Your objective:
Please repeat the data exactly, leaving nothing out.

(Source records)
○ ○ ○ ○
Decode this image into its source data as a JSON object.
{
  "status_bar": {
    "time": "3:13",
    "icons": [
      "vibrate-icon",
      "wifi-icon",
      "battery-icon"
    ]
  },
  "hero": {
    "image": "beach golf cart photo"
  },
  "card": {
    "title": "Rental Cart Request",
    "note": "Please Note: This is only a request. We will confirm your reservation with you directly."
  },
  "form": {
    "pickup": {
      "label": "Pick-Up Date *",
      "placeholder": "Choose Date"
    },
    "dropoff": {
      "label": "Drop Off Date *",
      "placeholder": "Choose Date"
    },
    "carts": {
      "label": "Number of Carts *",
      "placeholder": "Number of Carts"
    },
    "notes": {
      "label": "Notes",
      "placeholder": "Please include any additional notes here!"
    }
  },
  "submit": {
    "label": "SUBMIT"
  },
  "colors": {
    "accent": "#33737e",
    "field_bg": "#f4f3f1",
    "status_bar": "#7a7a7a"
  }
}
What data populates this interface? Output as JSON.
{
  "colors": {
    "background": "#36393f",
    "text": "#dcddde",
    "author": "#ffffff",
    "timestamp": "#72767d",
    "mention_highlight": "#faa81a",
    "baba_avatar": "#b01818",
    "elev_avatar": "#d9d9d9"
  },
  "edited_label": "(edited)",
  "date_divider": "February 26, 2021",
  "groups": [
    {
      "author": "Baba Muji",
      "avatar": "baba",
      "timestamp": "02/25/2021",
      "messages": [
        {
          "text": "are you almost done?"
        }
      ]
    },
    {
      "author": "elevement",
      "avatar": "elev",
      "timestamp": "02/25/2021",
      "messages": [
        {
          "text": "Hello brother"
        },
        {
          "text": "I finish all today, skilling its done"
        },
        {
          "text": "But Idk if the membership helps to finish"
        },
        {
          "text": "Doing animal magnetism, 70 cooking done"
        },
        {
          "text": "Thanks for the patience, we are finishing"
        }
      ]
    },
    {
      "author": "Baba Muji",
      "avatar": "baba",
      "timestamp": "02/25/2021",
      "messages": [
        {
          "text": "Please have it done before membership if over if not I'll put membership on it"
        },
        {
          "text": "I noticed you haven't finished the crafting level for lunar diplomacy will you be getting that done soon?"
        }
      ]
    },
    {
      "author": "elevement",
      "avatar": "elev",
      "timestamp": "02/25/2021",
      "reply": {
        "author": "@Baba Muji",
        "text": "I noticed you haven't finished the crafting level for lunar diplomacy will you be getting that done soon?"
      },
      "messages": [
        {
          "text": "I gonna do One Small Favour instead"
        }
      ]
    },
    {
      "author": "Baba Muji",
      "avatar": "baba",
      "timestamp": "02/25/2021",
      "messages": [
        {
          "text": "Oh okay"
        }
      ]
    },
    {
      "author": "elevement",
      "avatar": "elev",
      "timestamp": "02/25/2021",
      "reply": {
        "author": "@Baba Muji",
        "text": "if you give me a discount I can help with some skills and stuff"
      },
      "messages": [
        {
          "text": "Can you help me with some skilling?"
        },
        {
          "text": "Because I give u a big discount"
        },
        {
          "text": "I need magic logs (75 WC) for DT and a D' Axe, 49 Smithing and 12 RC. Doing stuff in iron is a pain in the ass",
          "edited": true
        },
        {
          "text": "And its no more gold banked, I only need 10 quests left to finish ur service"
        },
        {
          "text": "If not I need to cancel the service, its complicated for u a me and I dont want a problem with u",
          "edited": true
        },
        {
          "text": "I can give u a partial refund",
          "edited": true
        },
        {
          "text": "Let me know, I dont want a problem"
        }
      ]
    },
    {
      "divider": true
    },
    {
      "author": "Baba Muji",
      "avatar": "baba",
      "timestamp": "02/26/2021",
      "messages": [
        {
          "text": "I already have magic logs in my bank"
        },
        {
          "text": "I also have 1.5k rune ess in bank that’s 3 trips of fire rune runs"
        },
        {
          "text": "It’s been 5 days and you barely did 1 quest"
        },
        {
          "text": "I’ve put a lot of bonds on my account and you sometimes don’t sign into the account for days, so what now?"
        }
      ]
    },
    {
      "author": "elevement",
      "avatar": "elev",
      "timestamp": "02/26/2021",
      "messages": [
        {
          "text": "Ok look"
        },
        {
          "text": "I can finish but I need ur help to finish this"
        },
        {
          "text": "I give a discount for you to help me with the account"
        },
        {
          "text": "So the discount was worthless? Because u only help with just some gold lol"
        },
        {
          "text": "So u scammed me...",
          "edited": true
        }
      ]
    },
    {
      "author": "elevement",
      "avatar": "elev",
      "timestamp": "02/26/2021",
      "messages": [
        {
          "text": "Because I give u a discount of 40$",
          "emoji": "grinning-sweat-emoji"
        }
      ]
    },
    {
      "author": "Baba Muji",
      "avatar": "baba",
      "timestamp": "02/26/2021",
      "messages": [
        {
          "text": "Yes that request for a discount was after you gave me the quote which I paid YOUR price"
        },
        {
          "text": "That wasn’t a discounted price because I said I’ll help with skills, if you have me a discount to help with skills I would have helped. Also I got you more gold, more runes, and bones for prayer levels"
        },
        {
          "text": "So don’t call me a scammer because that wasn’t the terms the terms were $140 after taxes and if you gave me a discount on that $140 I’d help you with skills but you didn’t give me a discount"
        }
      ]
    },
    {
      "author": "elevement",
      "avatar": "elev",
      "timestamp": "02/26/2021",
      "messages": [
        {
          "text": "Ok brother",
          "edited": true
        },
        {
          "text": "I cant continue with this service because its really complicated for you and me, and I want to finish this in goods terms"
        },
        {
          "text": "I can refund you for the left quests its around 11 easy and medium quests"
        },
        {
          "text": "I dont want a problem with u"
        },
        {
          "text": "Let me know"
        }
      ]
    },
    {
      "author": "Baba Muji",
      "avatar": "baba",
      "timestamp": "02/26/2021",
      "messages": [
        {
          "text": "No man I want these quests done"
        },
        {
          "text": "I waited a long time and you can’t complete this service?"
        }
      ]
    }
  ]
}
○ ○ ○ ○
Answer to the problem:
Decode this image into its source data as a JSON object.
{
  "status_bar": {
    "time": "3:13",
    "icons": [
      "vibrate-icon",
      "wifi-icon",
      "battery-icon"
    ]
  },
  "hero": {
    "image": "beach golf cart photo"
  },
  "card": {
    "title": "Rental Cart Request",
    "note": "Please Note: This is only a request. We will confirm your reservation with you directly."
  },
  "form": {
    "pickup": {
      "label": "Pick-Up Date *",
      "placeholder": "Choose Date"
    },
    "dropoff": {
      "label": "Drop Off Date *",
      "placeholder": "Choose Date"
    },
    "carts": {
      "label": "Number of Carts *",
      "placeholder": "Number of Carts"
    },
    "notes": {
      "label": "Notes",
      "placeholder": "Please include any additional notes here!"
    }
  },
  "submit": {
    "label": "SUBMIT"
  },
  "colors": {
    "accent": "#33737e",
    "field_bg": "#f4f3f1",
    "status_bar": "#7a7a7a"
  }
}
What data populates this interface? Output as JSON.
{
  "colors": {
    "background": "#36393f",
    "text": "#dcddde",
    "author": "#ffffff",
    "timestamp": "#72767d",
    "mention_highlight": "#faa81a",
    "baba_avatar": "#b01818",
    "elev_avatar": "#d9d9d9"
  },
  "edited_label": "(edited)",
  "date_divider": "February 26, 2021",
  "groups": [
    {
      "author": "Baba Muji",
      "avatar": "baba",
      "timestamp": "02/25/2021",
      "messages": [
        {
          "text": "are you almost done?"
        }
      ]
    },
    {
      "author": "elevement",
      "avatar": "elev",
      "timestamp": "02/25/2021",
      "messages": [
        {
          "text": "Hello brother"
        },
        {
          "text": "I finish all today, skilling its done"
        },
        {
          "text": "But Idk if the membership helps to finish"
        },
        {
          "text": "Doing animal magnetism, 70 cooking done"
        },
        {
          "text": "Thanks for the patience, we are finishing"
        }
      ]
    },
    {
      "author": "Baba Muji",
      "avatar": "baba",
      "timestamp": "02/25/2021",
      "messages": [
        {
          "text": "Please have it done before membership if over if not I'll put membership on it"
        },
        {
          "text": "I noticed you haven't finished the crafting level for lunar diplomacy will you be getting that done soon?"
        }
      ]
    },
    {
      "author": "elevement",
      "avatar": "elev",
      "timestamp": "02/25/2021",
      "reply": {
        "author": "@Baba Muji",
        "text": "I noticed you haven't finished the crafting level for lunar diplomacy will you be getting that done soon?"
      },
      "messages": [
        {
          "text": "I gonna do One Small Favour instead"
        }
      ]
    },
    {
      "author": "Baba Muji",
      "avatar": "baba",
      "timestamp": "02/25/2021",
      "messages": [
        {
          "text": "Oh okay"
        }
      ]
    },
    {
      "author": "elevement",
      "avatar": "elev",
      "timestamp": "02/25/2021",
      "reply": {
        "author": "@Baba Muji",
        "text": "if you give me a discount I can help with some skills and stuff"
      },
      "messages": [
        {
          "text": "Can you help me with some skilling?"
        },
        {
          "text": "Because I give u a big discount"
        },
        {
          "text": "I need magic logs (75 WC) for DT and a D' Axe, 49 Smithing and 12 RC. Doing stuff in iron is a pain in the ass",
          "edited": true
        },
        {
          "text": "And its no more gold banked, I only need 10 quests left to finish ur service"
        },
        {
          "text": "If not I need to cancel the service, its complicated for u a me and I dont want a problem with u",
          "edited": true
        },
        {
          "text": "I can give u a partial refund",
          "edited": true
        },
        {
          "text": "Let me know, I dont want a problem"
        }
      ]
    },
    {
      "divider": true
    },
    {
      "author": "Baba Muji",
      "avatar": "baba",
      "timestamp": "02/26/2021",
      "messages": [
        {
          "text": "I already have magic logs in my bank"
        },
        {
          "text": "I also have 1.5k rune ess in bank that’s 3 trips of fire rune runs"
        },
        {
          "text": "It’s been 5 days and you barely did 1 quest"
        },
        {
          "text": "I’ve put a lot of bonds on my account and you sometimes don’t sign into the account for days, so what now?"
        }
      ]
    },
    {
      "author": "elevement",
      "avatar": "elev",
      "timestamp": "02/26/2021",
      "messages": [
        {
          "text": "Ok look"
        },
        {
          "text": "I can finish but I need ur help to finish this"
        },
        {
          "text": "I give a discount for you to help me with the account"
        },
        {
          "text": "So the discount was worthless? Because u only help with just some gold lol"
        },
        {
          "text": "So u scammed me...",
          "edited": true
        }
      ]
    },
    {
      "author": "elevement",
      "avatar": "elev",
      "timestamp": "02/26/2021",
      "messages": [
        {
          "text": "Because I give u a discount of 40$",
          "emoji": "grinning-sweat-emoji"
        }
      ]
    },
    {
      "author": "Baba Muji",
      "avatar": "baba",
      "timestamp": "02/26/2021",
      "messages": [
        {
          "text": "Yes that request for a discount was after you gave me the quote which I paid YOUR price"
        },
        {
          "text": "That wasn’t a discounted price because I said I’ll help with skills, if you have me a discount to help with skills I would have helped. Also I got you more gold, more runes, and bones for prayer levels"
        },
        {
          "text": "So don’t call me a scammer because that wasn’t the terms the terms were $140 after taxes and if you gave me a discount on that $140 I’d help you with skills but you didn’t give me a discount"
        }
      ]
    },
    {
      "author": "elevement",
      "avatar": "elev",
      "timestamp": "02/26/2021",
      "messages": [
        {
          "text": "Ok brother",
          "edited": true
        },
        {
          "text": "I cant continue with this service because its really complicated for you and me, and I want to finish this in goods terms"
        },
        {
          "text": "I can refund you for the left quests its around 11 easy and medium quests"
        },
        {
          "text": "I dont want a problem with u"
        },
        {
          "text": "Let me know"
        }
      ]
    },
    {
      "author": "Baba Muji",
      "avatar": "baba",
      "timestamp": "02/26/2021",
      "messages": [
        {
          "text": "No man I want these quests done"
        },
        {
          "text": "I waited a long time and you can’t complete this service?"
        }
      ]
    }
  ]
}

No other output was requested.